Virtually everyone who has lived in New Orleans for any length of time has at least one hurricane story. About staying or evacuating. About lights going out or rain coming down. This is a hurricane story of the formal kind — a story about how a proper British lady rode out Hurricane Isaac.
Even though Sandy has switched from hurricane to post-tropical cyclone, it's still a formidable storm. The latest forecast predicts strong winds and coastal storm surges up to four feet in some places. Areas from the eastern Great Lakes region to the mid-Atlantic and up to southern New England can also expect an additional inch of rain.
From our partners at The Takeaway, from WNYC: Lt. General Russel Honoré weighs in with how Hurricane Sandy is similar to and different from Katrina, and shares his biggest concerns for before, during and after Sandy hits land.
Lt. General Russel Honoré knows a thing or two about hurricanes. Honere was commander of Joint Task Force Katrina, where he was responsible for coordinating military relief efforts for Hurricane Katrina-affected areas across the Gulf Coast.
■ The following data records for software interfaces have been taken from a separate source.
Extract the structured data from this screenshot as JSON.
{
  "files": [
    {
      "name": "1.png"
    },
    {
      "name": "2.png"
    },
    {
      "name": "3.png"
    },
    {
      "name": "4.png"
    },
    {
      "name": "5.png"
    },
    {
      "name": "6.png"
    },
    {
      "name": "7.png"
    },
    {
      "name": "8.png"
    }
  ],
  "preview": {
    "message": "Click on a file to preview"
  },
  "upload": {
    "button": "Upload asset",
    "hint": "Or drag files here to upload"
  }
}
He weighs in with how this hurricane is similar to and different from Katrina and shares his biggest concerns for before, during and after Sandy hits land.
Utility crews are surveying the power lines and thousands of utility workers from other states are on standby, as Louisiana power companies readied for Tropical Storm Isaac.
Fresh in minds around the state's capital city was Hurricane Gustav, which struck as a Category 2 storm in 2008 — and surprised Baton Rouge with power outages that lasted 10 days or more in many areas.
Public Service Commissioner Jimmy Field, who represents the Baton Rouge area, says he's confident power companies are ready for Isaac, expected to strike as a hurricane.
In the 5 p.m. ET advisory, the Hurricane Center said Isaac remains a tropical storm with maximum sustained winds of 70 mph. Dry air, the center explains, keeps feeding into the storm keeping it from intensifying. The storm is predicted to make landfall near New Orleans as a category 2 hurricane with 100 mph winds.